|by Marie Coppola
President Obama proclaimed March 2011 as Irish-American Heritage Month. "I call upon all Americans to observe this month by celebrating the contributions of Irish Americans to our Nation."
In his Proclamation, he reminds us that "...for millions of Americans, their journey began in Ireland. In the wake of the Great Hunger, many sons and daughters of Erin came to our shores seeking a brighter day, with only courage and the enduring values of faith and family to sustain them. Alongside many others who sought a better life in a new Nation, these intrepid immigrants built strong communities and helped forge our country’s future. During Irish-American Heritage Month, we honor the contributions Irish Americans have made, and celebrate the nearly 40 million among us who proudly trace their roots back to Ireland."
"The Irish have overcome discrimination and carved out a place for themselves in the American story. Through hard work, perseverance, and patriotism, women and men of Irish descent have given their brawn, brains, and blood to make and remake this Nation — pulling it westward, pushing it skyward, and moving it forward. Half a century ago, John F. Kennedy became our first Irish-American Catholic President and with countless other Irish Americans whose leadership and service have steered the course of our Nation. Seldom in this world has a country so small had so large an impact on another."

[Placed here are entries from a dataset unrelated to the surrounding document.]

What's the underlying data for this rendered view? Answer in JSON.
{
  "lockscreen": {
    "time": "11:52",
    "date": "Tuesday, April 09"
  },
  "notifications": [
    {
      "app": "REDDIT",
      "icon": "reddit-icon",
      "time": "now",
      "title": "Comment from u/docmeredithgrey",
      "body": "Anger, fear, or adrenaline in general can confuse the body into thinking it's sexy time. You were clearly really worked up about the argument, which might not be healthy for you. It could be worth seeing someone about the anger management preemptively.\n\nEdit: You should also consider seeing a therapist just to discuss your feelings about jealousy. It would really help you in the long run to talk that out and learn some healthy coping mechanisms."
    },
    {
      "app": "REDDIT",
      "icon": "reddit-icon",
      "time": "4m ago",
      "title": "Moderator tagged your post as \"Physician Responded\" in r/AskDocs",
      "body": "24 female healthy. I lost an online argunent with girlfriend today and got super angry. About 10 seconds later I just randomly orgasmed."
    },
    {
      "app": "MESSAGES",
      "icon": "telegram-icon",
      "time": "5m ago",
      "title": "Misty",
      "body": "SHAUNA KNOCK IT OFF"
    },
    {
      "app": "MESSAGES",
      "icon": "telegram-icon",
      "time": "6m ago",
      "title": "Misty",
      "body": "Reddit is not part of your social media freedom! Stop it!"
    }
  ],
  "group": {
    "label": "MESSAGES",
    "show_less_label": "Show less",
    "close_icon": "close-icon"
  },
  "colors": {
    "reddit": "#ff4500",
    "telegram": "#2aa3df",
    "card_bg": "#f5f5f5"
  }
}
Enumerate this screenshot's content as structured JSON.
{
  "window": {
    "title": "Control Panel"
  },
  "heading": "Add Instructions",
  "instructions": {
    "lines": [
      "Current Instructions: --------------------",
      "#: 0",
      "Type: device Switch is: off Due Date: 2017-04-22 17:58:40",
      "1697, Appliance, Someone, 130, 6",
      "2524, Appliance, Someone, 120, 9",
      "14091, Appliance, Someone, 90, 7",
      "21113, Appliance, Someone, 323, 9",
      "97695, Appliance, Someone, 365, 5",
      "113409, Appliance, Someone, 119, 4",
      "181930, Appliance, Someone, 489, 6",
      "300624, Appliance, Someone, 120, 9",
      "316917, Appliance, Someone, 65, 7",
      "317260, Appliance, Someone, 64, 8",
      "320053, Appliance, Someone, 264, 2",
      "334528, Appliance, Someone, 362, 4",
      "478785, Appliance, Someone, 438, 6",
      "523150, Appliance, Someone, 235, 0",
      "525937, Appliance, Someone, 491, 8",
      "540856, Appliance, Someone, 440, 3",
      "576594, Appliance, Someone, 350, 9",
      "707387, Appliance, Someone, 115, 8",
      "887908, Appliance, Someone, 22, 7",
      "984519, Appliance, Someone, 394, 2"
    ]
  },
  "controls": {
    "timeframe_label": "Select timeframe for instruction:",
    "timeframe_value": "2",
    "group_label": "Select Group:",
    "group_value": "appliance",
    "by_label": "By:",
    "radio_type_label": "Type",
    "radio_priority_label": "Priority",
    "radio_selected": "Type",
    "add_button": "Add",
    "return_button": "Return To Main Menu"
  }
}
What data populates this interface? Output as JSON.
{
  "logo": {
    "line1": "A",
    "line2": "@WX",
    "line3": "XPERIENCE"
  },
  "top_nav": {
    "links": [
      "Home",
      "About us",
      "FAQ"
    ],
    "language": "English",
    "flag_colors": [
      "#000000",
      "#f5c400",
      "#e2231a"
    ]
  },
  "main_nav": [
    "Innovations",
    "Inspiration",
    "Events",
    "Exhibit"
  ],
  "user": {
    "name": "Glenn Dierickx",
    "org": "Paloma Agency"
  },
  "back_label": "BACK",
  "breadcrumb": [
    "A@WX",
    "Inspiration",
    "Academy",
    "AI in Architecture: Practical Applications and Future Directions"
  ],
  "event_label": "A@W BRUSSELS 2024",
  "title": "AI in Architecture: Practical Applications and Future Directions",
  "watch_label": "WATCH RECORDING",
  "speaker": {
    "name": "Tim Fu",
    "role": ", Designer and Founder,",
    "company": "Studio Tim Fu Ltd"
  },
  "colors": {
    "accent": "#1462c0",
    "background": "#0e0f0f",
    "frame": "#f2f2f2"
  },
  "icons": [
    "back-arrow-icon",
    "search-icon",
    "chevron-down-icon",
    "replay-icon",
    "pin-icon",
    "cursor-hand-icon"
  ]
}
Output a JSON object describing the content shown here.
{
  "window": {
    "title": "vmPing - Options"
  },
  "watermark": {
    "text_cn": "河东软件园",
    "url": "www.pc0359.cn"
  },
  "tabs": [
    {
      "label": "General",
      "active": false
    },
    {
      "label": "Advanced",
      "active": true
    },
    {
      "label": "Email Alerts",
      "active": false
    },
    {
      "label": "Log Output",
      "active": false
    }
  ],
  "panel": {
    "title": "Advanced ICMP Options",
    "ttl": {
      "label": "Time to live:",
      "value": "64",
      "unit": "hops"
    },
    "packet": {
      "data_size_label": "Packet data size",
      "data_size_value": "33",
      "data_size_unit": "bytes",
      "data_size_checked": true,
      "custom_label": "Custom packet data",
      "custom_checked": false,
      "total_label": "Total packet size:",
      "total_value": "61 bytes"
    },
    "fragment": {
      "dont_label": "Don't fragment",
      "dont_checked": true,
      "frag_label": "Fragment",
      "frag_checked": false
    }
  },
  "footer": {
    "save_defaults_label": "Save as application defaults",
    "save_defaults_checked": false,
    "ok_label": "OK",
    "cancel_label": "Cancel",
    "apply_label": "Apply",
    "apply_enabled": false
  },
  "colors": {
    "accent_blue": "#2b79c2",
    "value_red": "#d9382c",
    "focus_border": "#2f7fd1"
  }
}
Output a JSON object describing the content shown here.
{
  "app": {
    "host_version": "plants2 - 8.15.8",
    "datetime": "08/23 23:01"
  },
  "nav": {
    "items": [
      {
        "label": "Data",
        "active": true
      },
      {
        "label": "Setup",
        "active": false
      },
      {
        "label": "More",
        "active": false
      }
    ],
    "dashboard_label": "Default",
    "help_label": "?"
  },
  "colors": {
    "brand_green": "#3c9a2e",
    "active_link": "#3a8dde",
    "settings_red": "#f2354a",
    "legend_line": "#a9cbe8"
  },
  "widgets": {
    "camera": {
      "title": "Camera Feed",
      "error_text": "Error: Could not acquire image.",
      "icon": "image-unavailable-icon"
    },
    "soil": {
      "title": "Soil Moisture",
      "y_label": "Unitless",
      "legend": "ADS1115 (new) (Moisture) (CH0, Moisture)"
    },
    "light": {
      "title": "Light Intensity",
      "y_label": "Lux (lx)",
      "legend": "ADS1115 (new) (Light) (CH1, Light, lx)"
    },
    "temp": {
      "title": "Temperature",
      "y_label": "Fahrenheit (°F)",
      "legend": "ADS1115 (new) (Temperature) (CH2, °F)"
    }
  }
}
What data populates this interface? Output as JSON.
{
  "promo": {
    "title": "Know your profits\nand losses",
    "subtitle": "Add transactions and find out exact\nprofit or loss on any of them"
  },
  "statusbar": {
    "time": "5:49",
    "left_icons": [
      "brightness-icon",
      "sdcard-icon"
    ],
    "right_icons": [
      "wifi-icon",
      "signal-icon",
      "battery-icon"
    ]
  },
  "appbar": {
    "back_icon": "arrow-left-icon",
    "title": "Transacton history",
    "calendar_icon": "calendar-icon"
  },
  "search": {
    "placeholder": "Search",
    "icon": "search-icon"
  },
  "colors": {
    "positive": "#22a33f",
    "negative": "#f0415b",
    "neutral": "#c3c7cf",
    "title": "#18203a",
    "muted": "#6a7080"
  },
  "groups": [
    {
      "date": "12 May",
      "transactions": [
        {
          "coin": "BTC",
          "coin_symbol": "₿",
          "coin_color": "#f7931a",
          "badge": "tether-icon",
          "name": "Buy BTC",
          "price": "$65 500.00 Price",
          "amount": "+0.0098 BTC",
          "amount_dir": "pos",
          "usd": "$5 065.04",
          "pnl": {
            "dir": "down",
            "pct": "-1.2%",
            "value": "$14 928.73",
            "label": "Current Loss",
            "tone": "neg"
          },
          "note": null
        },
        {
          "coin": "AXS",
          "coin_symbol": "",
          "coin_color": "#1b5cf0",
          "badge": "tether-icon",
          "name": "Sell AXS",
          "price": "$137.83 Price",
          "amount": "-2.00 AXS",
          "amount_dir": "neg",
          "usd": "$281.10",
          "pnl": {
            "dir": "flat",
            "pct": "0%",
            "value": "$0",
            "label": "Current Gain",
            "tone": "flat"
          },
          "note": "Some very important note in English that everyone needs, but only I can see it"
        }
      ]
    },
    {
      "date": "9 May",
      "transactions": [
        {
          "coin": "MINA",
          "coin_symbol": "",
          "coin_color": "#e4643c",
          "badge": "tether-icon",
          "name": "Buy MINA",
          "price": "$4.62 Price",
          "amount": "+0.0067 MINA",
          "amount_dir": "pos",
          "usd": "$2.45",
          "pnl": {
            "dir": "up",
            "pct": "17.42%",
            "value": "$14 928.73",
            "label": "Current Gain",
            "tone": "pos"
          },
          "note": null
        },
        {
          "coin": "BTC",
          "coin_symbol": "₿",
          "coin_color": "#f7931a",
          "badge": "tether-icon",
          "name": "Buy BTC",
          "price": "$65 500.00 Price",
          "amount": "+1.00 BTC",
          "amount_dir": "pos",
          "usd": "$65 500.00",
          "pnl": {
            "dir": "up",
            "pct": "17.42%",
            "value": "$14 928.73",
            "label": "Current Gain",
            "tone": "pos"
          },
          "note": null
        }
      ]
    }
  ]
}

Immigrants from Scotland and Ireland, along with their descendents, are technically called Scots-Irish. Famous Scots-Irish-Americans include: Thomas Brandon and Andrew Pickens, Revolutionary War heroes; John C. Calhoun, Vice President of the U.S., and Woodrew Wilson, President of the U.S.
More than one-third of all U.S. Presidents had substantial ancestral origins in the northern province of Ireland (Ulster). President Bill Clinton spoke proudly of that fact, and his own ancestral links with the province. Clinton is one of at least seventeen Chief Executives descended from emigrants to the United States from the north of Ireland. While many of the Presidents have typically Ulster-Scots surnames – Jackson, Johnson, McKinley, Wilson – others, such as Roosevelt and Cleveland, have links which are less obvious.
The Irish are an important part of South Carolina history. Families who emigrated from Scotland and Ireland, often by way of New England states such as Pennsylvania, brought with them a ruggedness honed from years of religious persecution.
May the leprechauns be near you,
To spread luck along your way
And may all the Irish angels
Smile upon you on St. Patrick's Day.
Ref: Wikipedia; SCIWAY; President's Proclamation